**Task objective:**
Every line of the following records that includes "more" should be copied.

**Data provided:**
....................

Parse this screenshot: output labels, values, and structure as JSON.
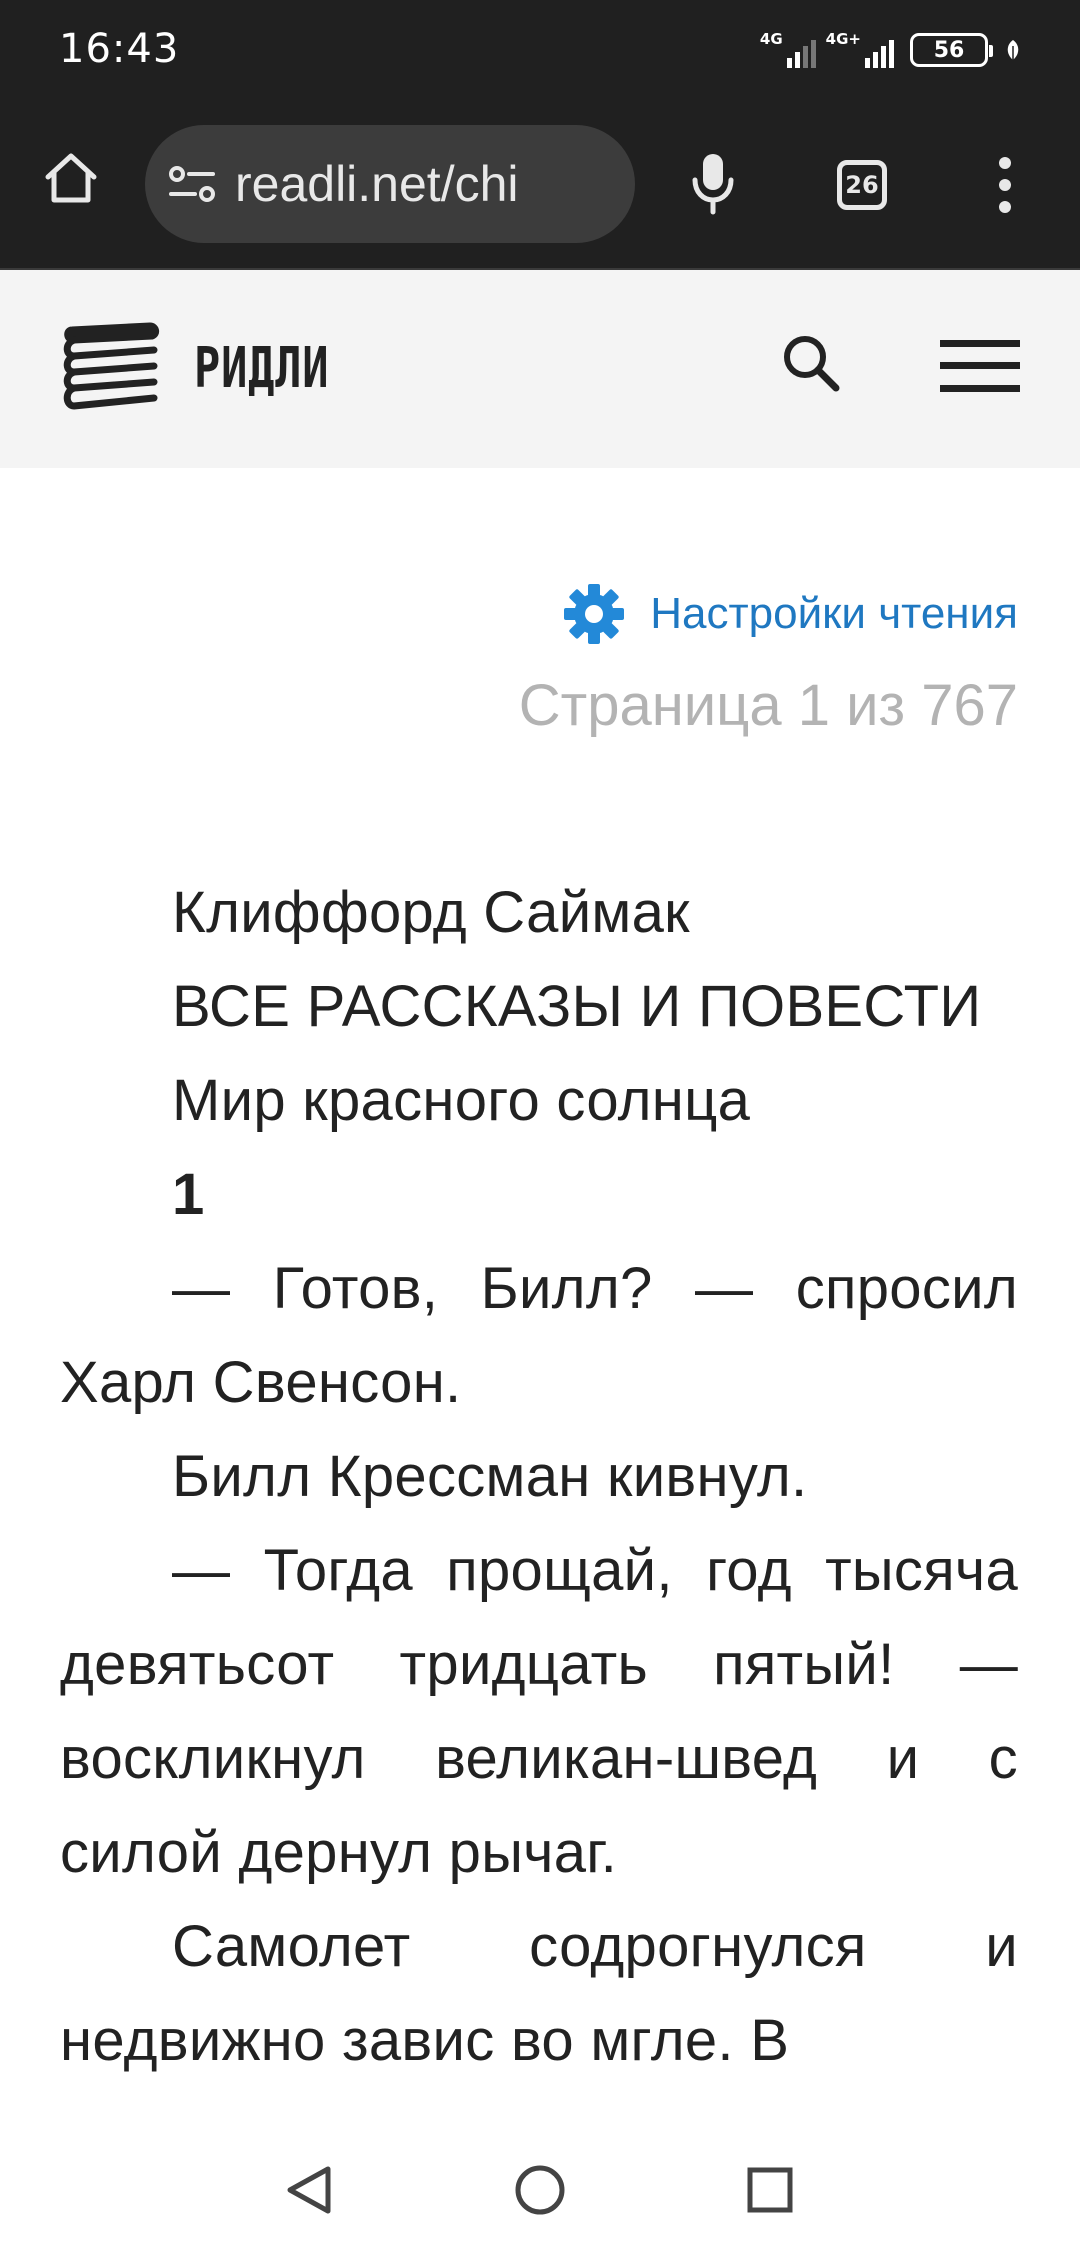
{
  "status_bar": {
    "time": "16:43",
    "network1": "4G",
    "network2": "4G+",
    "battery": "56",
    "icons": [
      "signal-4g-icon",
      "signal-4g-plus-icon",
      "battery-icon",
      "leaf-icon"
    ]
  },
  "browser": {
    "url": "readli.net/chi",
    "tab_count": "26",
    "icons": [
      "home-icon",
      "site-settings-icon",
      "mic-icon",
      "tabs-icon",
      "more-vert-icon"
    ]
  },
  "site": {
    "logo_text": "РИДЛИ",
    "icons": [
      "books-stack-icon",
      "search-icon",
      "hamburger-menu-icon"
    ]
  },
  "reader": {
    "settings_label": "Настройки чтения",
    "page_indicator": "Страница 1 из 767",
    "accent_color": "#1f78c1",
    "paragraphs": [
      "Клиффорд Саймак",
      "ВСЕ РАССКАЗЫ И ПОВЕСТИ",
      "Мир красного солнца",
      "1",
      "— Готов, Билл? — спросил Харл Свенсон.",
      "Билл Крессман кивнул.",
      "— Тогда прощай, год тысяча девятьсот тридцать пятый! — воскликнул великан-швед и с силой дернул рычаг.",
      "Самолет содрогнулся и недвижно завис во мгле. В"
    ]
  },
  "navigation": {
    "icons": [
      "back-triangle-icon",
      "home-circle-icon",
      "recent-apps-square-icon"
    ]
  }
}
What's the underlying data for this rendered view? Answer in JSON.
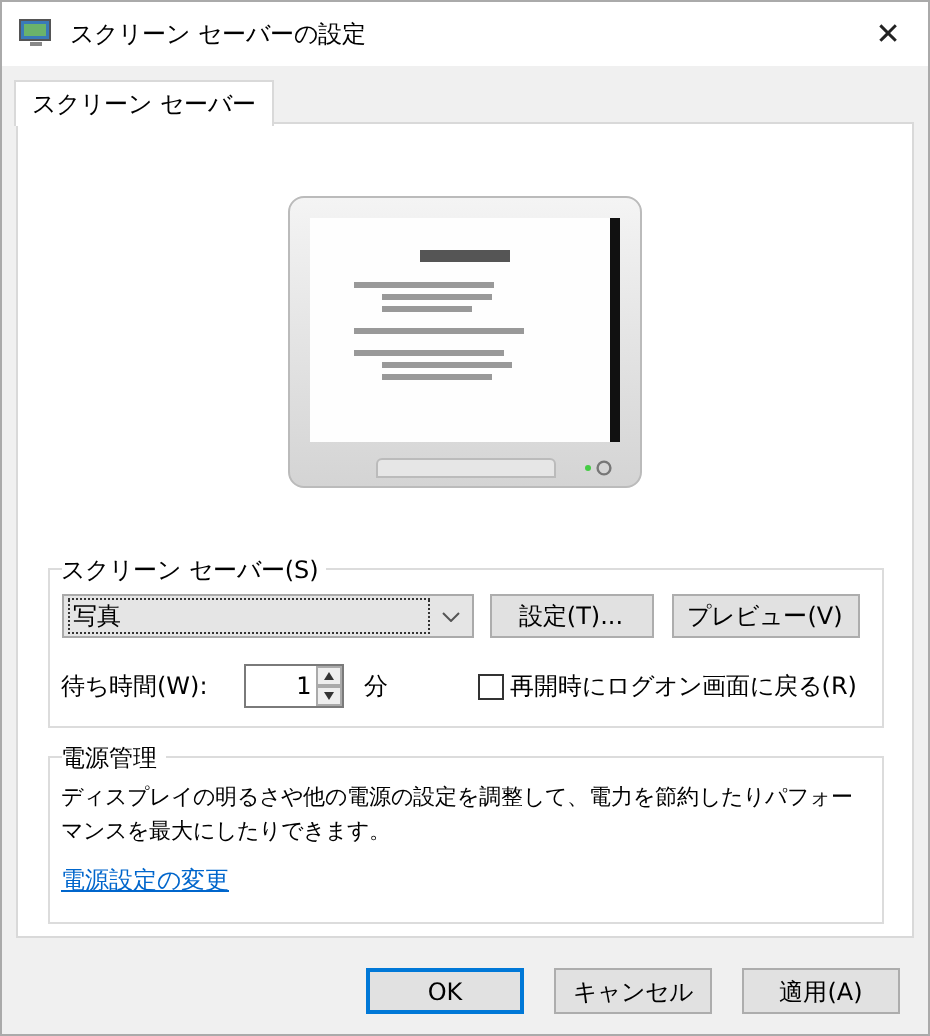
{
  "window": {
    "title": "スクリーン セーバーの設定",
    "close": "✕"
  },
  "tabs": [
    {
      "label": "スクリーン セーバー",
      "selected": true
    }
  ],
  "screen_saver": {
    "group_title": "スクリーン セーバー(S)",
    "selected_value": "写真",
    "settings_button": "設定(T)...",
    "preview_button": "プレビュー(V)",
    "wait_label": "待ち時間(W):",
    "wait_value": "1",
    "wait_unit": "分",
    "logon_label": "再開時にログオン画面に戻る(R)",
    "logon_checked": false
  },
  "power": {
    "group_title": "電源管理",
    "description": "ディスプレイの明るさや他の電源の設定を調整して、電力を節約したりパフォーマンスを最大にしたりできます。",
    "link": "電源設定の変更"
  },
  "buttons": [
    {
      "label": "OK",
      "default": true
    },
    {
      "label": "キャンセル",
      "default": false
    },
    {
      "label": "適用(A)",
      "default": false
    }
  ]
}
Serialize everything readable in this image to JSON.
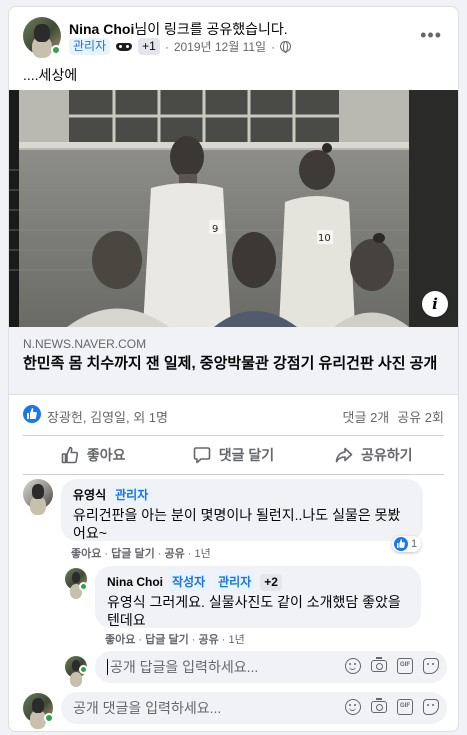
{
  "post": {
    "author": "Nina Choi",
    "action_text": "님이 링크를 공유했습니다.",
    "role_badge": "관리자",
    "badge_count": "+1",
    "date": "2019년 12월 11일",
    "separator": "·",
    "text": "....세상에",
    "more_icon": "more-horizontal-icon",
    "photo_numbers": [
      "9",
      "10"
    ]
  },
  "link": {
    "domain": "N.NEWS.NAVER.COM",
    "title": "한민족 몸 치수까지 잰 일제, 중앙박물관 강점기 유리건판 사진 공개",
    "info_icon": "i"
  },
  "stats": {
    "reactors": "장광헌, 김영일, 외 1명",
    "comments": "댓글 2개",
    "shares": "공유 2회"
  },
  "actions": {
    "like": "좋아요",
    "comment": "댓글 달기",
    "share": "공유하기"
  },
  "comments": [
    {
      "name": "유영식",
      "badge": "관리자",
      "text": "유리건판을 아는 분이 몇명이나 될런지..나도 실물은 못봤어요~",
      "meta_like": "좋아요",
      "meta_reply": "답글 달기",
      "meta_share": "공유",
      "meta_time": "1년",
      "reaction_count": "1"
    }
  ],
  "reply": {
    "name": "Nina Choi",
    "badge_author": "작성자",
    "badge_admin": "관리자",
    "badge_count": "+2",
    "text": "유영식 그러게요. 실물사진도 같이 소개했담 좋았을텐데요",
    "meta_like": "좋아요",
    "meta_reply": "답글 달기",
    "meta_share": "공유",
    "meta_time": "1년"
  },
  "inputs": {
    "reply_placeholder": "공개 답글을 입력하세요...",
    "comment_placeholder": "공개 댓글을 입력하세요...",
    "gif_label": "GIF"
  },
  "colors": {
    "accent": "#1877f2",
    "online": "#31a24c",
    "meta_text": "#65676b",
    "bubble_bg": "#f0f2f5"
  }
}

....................

**Answer:**
      "more-vert-icon"
    "more_icon": "more-horizontal-icon",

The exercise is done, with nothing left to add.